After 2 weeks of training in Europe, I was VERY eager to get back home and train for this year’s SCS Youth National Championship in Atlanta, GA. Two weeks before nationals, I always go to Atlanta to train at the competition venue, Stone Summit. One of the best parts about climbing at Stone Summit before Nationals is seeing all my friends at the pre-national training camps held there annually. While there, my day consists of training really hard with competitors (that I technically compete against). Although in most sports competitors rival with one another, climbing is one of the rare sports where competitors actually cheer each other on. Instead of rivalries between competitors, we actually have fun working together and helping each other improve on routes during the pre-national training camp. As the camps came to an end, everyone started to get excited about competing at the most anticipated competition of the year to decide who would represent the United States at this year’s Youth World Championships.
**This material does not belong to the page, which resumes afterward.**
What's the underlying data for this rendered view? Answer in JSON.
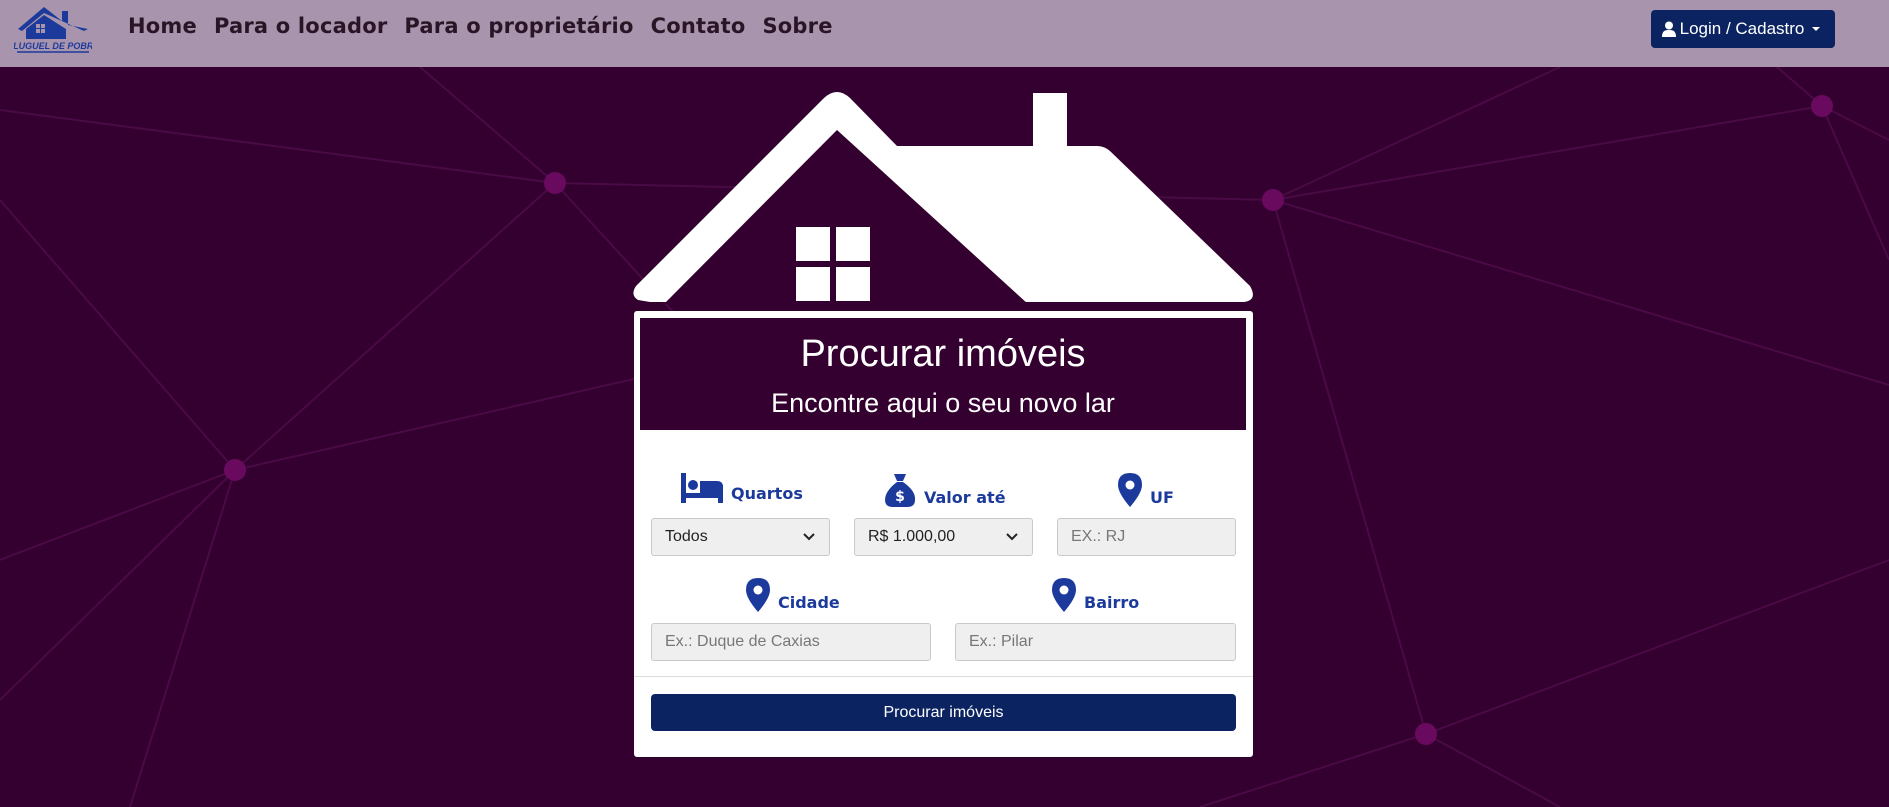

The qualifying round of the competition consisted of two separate routes: qualifier 1 (Q1) which is held the first day (Friday), and qualifier 2 (Q2) on the second day (Saturday). Both routes were flash format. Traditionally, Q1 is a really easy route that almost everyone completes. However, after multiple falls from our forerunner during our route preview, that belief quickly disappeared. Our forerunner helped to expose several tricky spots on the route which were not obvious from the ground. Our Q1 route started out really easy, a lot of positive holds on an overhang, but at about the 70% mark, the route changed to more slabby sections with not-so-good holds up to the anchors. Out of 36 competitors, only 3 completed the route.
Our Q2 route started up an overhanging wall and quickly changed to about 30 feet of roof climbing (on really positive holds). The last section of the route was all slab, with a lot of really balancey moves to the anchors. After climbing an overhang and roof section, balancey moves are much more difficult when you’re tired. As a result, only 4 climbers completed the route. Our two qualifier scores were combined, and the top 16 climbers advanced to semifinals. I entered the semifinals round in a two way tie for first.
While previewing our semifinals route I made a mental note about a sloper section mid route and the final move to the anchors. The sloper section had a weird sequence that looked a little confusing, and the final hold on the route was a sidepull (turned in the opposite direction).
The route started by climbing on really positive holds, on an overhanging wall for about 40 feet. Then the route changed to a slab section with the weird sloper sequence, followed by a few power moves up to a nice jug right below the lip to the final wall surface of the route. Luckily while climbing the route, when I got to the sloper section, as I made each move, my body kind of fell into the next move and the sequence made a lot more sense than it did from the ground. After clearing the sloper section and the power moves to the jug, I was glad to get a good rest before transitioning to the final section of the route.
At this point in the route, I had climbed about 70 ft (and had just cleared a tough section), so routesetters had to know that climbers would be physically and mentally tired. With this in mind, someone came up with the “brilliant” idea (note the sarcasm) to have us clear the lip of the wall by grabbing two crimps (one on the side of a volume) and drop cutting (our tired bodies) to a really good foot just over the lip. If we managed to make that move, they knew we wouldn’t have much juice left in us. After clearing this sequence, I made a few more moves up to the second to last hold. At this point my arms were starting to get fatigued and I wasn’t sure if I could finish the route. I got a good drop knee, to relieve my arms for a few seconds; I clipped the anchors, and then made the final move to the finish hold. I managed to get a good grip on the finish hold, but it was slippery and shallow, so I slipped right off, falling short of completing the route. Although I didn’t get the send, I had high point on the route.
My semifinals climb was my favorite route of the comp- a variety of climbing styles and wall angles, they kept me thinking, and I had to fight for the finish. It was definitely Type 2 fun :-)!
For our finals route, we were back on the roof! This time we had a longer roof section to climb (at least 40 feet). The route started on an overhang up to the roof section. In order to clear the roof section, we had to balance on a series of three slopers, up to an even larger sloper where I was able to get a good shake out. After the large sloper was a move to a big volume. I later found out that another climber was able to get a REALLY good rest by wedging himself between one of the slopers below and the volume. With my height that wasn’t going to happen, and luckily I wasn’t tired and didn’t need to rest. After stopping for a few seconds at the volume, I made my final push through a series of “interesting movements” on crimps and slopers in order to get to the anchors.
I was really excited to complete the route and cinch my 5th consecutive SCS championship title! I was even more psyched to earn the opportunity to represent the USA at the Youth World Championships in New Caledonia in September!! Before you raise an eybrow and ask “Where is New Caledonia?” It’s an island off the coast of Australia :).
This year’s Nationals was pretty awesome. With the help of a lot of great volunteers, the staff (and owners) of Stone Summit Climbing gym, USA Climbing officials, and amazing routesetters, they put on an incredible event for hundreds of competitors to enjoy!!
Below is a picture of the US Team for the Male Youth B (14-15 yr old) category. WISH US LUCK!!!